Bochra looked doubtful. “I...I haven’t flown in years...not since...Patahk died...in this little ship...we’ll probably be killed on entry into the atmo!”
“If you can’t do it, we will be captured by Klingons and we will most definitely be killed. I don’t know about you, but I’d prefer ‘probable death’ than a ‘most certain, messy, painful death.’ Don’t you?”
When he put it that way, Bochra had to agree. “I’ll do it. I’ll have to divert all power to the shields.”
The little craft shuddered as it changed course, heading for the nearby planet. The Klingon ship followed them, gaining until it was almost on top of them.
“They're powering up disruptors,” Tomalak said. “Any time you want to take us down...”
“Going in,” Bochra said. “Hang on.”
The entry was...unpleasant, to say the least. Several times it seemed that Bochra’s prediction would be right, and they were going to burst apart and burn up. But the craft held together and punched through the atmosphere into the cold, grey skies of the planet. It seemed that they were out of danger.
And then the engines gave out.
The craft began to plummet, and this time it seemed that they would surely die. But Bochra was not called one of the best pilots of his generation for nothing; he managed to use the momentum of the fall to catch the wind under the wing-like protrusions on the hull and slow the descent. At the very last second, he pulled up hard on the throttle.
It helped, but nothing was going to save the little ship. It plowed into the ground, gashing the earth for a good 1/4 mile. Finally it skidded to a stop, mangled wreckage that was barely recognizable as having once been a spacecraft, and everything was still.

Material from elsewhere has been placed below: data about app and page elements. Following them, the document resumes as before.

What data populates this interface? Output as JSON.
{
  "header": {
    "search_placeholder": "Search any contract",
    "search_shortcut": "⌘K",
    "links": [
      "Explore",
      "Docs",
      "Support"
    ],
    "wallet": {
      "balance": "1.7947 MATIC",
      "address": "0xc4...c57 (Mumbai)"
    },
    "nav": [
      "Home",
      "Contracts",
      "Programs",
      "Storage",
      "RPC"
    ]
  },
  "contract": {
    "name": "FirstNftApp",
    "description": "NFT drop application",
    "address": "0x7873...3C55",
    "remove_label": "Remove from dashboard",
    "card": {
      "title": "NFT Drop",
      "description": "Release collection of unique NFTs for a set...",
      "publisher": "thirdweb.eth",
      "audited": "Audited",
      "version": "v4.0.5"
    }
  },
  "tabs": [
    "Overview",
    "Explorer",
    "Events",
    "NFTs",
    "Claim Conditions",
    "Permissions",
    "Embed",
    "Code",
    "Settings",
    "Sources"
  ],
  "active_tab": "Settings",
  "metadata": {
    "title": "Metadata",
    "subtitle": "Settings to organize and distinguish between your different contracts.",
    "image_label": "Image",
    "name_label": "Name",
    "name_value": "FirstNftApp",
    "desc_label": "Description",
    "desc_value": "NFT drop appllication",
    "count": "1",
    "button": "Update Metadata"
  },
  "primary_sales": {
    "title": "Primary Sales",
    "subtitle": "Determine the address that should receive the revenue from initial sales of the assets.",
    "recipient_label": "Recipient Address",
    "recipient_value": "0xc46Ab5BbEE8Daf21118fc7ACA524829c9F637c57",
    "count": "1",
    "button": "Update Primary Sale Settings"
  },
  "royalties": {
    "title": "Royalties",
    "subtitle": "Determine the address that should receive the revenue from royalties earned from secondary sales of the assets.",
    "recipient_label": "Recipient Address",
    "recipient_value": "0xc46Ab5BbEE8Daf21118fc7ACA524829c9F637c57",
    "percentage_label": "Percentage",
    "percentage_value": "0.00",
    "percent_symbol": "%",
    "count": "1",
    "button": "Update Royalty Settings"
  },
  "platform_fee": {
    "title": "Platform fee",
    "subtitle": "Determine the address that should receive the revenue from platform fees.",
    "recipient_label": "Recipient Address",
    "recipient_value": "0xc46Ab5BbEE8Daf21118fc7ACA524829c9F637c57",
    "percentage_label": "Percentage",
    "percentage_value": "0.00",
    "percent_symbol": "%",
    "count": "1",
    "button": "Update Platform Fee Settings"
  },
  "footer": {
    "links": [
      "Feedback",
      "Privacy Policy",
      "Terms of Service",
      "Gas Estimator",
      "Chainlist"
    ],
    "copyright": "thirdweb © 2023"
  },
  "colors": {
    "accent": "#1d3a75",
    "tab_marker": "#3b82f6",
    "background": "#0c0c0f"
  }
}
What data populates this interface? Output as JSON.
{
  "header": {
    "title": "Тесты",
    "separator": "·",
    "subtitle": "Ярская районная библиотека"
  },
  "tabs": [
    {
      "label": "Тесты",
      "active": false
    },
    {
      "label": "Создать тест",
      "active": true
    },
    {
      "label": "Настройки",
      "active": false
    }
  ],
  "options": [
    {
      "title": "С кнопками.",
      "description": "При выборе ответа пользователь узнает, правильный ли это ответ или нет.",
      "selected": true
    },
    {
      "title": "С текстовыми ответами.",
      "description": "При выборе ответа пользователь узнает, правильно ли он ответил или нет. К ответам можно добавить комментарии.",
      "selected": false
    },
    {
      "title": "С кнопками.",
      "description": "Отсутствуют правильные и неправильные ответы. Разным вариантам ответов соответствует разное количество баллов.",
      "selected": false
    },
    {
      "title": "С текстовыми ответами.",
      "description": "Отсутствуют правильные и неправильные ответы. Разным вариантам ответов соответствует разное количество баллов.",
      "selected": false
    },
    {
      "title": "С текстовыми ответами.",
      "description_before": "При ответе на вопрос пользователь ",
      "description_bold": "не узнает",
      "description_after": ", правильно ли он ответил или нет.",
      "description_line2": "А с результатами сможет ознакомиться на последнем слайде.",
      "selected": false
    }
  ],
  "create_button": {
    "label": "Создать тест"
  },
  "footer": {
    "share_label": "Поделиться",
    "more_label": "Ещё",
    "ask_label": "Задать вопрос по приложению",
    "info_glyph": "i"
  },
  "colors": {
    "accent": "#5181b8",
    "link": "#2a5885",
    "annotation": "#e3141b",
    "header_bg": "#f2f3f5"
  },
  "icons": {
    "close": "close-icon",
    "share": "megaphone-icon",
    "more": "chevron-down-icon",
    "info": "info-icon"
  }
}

Tomalak opened his eyes, squinting against the harsh light of the gray sky. All things considered, that hadn’t gone as bad as it could have. It wasn’t a great situation, of course - now they were stuck on a planet with no way out, very few supplies and possibly hostile natives, but they were still alive, which was something. Being alive meant that there was still a possibility to turn the situation around to one’s advantage.
He concentrated for a moment, seeking out the thread of thought that would answer his burning question. After a moment, he found it. Bochra was alive, though likely still unconscious. The thread was strong, meaning that the other man was close by - probably on the other side of the broken hull that bisected the crash site.
He pushed himself up, fighting back a wave of dizziness and nausea. He didn’t know what had hit him hard enough to knock him out, but whatever it was, it had been sharp. Blood trickled down his face and he wiped it away.
The emergency transmitter was lying just out of reach. He tried to stand, and hissed with pain. Fractured hip, if he wasn’t mistaken. He leaned forward as far as he could without jostling his leg and just managed to swipe it close enough that he could pick it up.
Surprisingly, it still had a fair amount of power left in it, and he felt some annoyance that he hadn’t thought of using it first, rather than the hardwired transmitter. Ah well, clearly it had been for the best that they hadn’t. He turned it on and set it to transmit on all channels, except the ones he knew that Klingon ships used. Evidently they’d managed to shake off the battleship by disappearing into the atmosphere, but he wasn’t going to take the chance that it was still lying in wait somewhere, scanning for distress signals.
A small flutter at the edge of his consciousness told him that Bochra was also waking up. He closed his eyes and waited for the flutter to bloom fully into awareness.
He dragged himself to his feet, bracing himself against the wreckage to avoid putting too much weight on his bad leg. Following the thread of thought, he found the younger man lying just around the other side, a heavy beam collapsed across him.
He limped closer to his fallen companion, and with strength born of desperation, managed to lift the wreckage and move it off him.
Even with the debris gone, Tomalak could tell Bochra as not in any better condition. He dropped awkwardly to his knees and felt for a pulse. Faint and slow. No blood - internal injuries, then. He felt his hope fade away. Unless a miracle happened, there was no way Bochra could survive this.
Killed another one, eh Deathwing?
“Shut up,” he murmured, sitting back against the wrecked hull as the wind howled.
Tomalak was not one to be helpless. He was a (former) Fleet Commander, the head of a (formerly) noble house, a powerful telepath, a master tactician. There was no situation he’d ever been unable to get out of, by one means or another.
Until now. They were stuck on a death planet, and Bochra was going to die. And there wasn’t one damn thing he could do about it.